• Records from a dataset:
>>
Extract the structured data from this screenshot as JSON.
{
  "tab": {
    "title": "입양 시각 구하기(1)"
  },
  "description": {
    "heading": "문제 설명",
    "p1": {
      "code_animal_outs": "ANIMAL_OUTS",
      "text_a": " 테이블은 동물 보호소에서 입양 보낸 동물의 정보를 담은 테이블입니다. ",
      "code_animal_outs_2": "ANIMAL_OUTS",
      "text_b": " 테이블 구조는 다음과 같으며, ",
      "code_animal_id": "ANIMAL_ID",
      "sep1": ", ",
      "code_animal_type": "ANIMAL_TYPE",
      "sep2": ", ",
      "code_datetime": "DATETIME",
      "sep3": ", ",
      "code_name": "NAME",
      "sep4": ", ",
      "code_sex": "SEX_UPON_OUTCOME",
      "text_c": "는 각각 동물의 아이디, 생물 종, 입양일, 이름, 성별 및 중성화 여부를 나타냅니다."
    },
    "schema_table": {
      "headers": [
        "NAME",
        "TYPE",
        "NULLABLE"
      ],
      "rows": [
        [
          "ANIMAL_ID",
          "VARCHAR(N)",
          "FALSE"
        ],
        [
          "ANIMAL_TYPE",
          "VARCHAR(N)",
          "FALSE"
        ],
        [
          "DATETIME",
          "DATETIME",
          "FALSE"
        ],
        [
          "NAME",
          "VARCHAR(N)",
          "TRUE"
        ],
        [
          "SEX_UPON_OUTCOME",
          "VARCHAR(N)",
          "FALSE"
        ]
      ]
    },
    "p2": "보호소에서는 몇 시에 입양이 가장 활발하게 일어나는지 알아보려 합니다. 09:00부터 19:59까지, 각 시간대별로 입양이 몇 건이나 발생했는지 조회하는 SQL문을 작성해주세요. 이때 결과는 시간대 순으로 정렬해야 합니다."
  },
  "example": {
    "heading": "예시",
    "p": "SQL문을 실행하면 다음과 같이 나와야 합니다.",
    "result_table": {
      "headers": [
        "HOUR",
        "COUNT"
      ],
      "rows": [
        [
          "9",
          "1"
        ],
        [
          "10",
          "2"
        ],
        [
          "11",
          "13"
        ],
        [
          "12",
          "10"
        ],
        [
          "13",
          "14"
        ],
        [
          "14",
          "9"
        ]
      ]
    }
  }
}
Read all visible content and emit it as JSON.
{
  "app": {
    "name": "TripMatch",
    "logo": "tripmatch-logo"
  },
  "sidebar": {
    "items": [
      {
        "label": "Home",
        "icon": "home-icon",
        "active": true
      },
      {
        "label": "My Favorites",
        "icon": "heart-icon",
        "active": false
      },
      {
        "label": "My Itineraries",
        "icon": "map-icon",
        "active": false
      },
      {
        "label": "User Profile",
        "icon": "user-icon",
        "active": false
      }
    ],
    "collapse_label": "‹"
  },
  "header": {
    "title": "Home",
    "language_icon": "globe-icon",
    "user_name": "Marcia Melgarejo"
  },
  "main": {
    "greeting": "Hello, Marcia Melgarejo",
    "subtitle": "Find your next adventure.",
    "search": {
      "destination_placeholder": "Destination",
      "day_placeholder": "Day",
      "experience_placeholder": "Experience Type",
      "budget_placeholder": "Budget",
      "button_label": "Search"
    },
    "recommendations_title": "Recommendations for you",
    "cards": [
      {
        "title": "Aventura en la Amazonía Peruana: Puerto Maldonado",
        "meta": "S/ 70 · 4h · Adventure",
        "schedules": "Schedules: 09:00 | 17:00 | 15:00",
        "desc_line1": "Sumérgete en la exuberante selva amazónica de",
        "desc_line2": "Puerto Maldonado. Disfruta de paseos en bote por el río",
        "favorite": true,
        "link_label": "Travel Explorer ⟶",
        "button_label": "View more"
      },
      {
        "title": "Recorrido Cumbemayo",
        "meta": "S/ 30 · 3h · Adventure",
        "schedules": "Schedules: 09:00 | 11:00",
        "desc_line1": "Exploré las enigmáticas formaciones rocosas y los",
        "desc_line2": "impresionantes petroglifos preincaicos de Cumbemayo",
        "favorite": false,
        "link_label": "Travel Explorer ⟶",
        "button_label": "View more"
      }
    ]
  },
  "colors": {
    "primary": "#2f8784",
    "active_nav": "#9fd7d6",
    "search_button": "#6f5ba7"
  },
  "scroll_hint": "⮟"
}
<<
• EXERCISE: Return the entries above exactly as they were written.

• TASK RESULT:
Extract the structured data from this screenshot as JSON.
{
  "tab": {
    "title": "입양 시각 구하기(1)"
  },
  "description": {
    "heading": "문제 설명",
    "p1": {
      "code_animal_outs": "ANIMAL_OUTS",
      "text_a": " 테이블은 동물 보호소에서 입양 보낸 동물의 정보를 담은 테이블입니다. ",
      "code_animal_outs_2": "ANIMAL_OUTS",
      "text_b": " 테이블 구조는 다음과 같으며, ",
      "code_animal_id": "ANIMAL_ID",
      "sep1": ", ",
      "code_animal_type": "ANIMAL_TYPE",
      "sep2": ", ",
      "code_datetime": "DATETIME",
      "sep3": ", ",
      "code_name": "NAME",
      "sep4": ", ",
      "code_sex": "SEX_UPON_OUTCOME",
      "text_c": "는 각각 동물의 아이디, 생물 종, 입양일, 이름, 성별 및 중성화 여부를 나타냅니다."
    },
    "schema_table": {
      "headers": [
        "NAME",
        "TYPE",
        "NULLABLE"
      ],
      "rows": [
        [
          "ANIMAL_ID",
          "VARCHAR(N)",
          "FALSE"
        ],
        [
          "ANIMAL_TYPE",
          "VARCHAR(N)",
          "FALSE"
        ],
        [
          "DATETIME",
          "DATETIME",
          "FALSE"
        ],
        [
          "NAME",
          "VARCHAR(N)",
          "TRUE"
        ],
        [
          "SEX_UPON_OUTCOME",
          "VARCHAR(N)",
          "FALSE"
        ]
      ]
    },
    "p2": "보호소에서는 몇 시에 입양이 가장 활발하게 일어나는지 알아보려 합니다. 09:00부터 19:59까지, 각 시간대별로 입양이 몇 건이나 발생했는지 조회하는 SQL문을 작성해주세요. 이때 결과는 시간대 순으로 정렬해야 합니다."
  },
  "example": {
    "heading": "예시",
    "p": "SQL문을 실행하면 다음과 같이 나와야 합니다.",
    "result_table": {
      "headers": [
        "HOUR",
        "COUNT"
      ],
      "rows": [
        [
          "9",
          "1"
        ],
        [
          "10",
          "2"
        ],
        [
          "11",
          "13"
        ],
        [
          "12",
          "10"
        ],
        [
          "13",
          "14"
        ],
        [
          "14",
          "9"
        ]
      ]
    }
  }
}
Read all visible content and emit it as JSON.
{
  "app": {
    "name": "TripMatch",
    "logo": "tripmatch-logo"
  },
  "sidebar": {
    "items": [
      {
        "label": "Home",
        "icon": "home-icon",
        "active": true
      },
      {
        "label": "My Favorites",
        "icon": "heart-icon",
        "active": false
      },
      {
        "label": "My Itineraries",
        "icon": "map-icon",
        "active": false
      },
      {
        "label": "User Profile",
        "icon": "user-icon",
        "active": false
      }
    ],
    "collapse_label": "‹"
  },
  "header": {
    "title": "Home",
    "language_icon": "globe-icon",
    "user_name": "Marcia Melgarejo"
  },
  "main": {
    "greeting": "Hello, Marcia Melgarejo",
    "subtitle": "Find your next adventure.",
    "search": {
      "destination_placeholder": "Destination",
      "day_placeholder": "Day",
      "experience_placeholder": "Experience Type",
      "budget_placeholder": "Budget",
      "button_label": "Search"
    },
    "recommendations_title": "Recommendations for you",
    "cards": [
      {
        "title": "Aventura en la Amazonía Peruana: Puerto Maldonado",
        "meta": "S/ 70 · 4h · Adventure",
        "schedules": "Schedules: 09:00 | 17:00 | 15:00",
        "desc_line1": "Sumérgete en la exuberante selva amazónica de",
        "desc_line2": "Puerto Maldonado. Disfruta de paseos en bote por el río",
        "favorite": true,
        "link_label": "Travel Explorer ⟶",
        "button_label": "View more"
      },
      {
        "title": "Recorrido Cumbemayo",
        "meta": "S/ 30 · 3h · Adventure",
        "schedules": "Schedules: 09:00 | 11:00",
        "desc_line1": "Exploré las enigmáticas formaciones rocosas y los",
        "desc_line2": "impresionantes petroglifos preincaicos de Cumbemayo",
        "favorite": false,
        "link_label": "Travel Explorer ⟶",
        "button_label": "View more"
      }
    ]
  },
  "colors": {
    "primary": "#2f8784",
    "active_nav": "#9fd7d6",
    "search_button": "#6f5ba7"
  },
  "scroll_hint": "⮟"
}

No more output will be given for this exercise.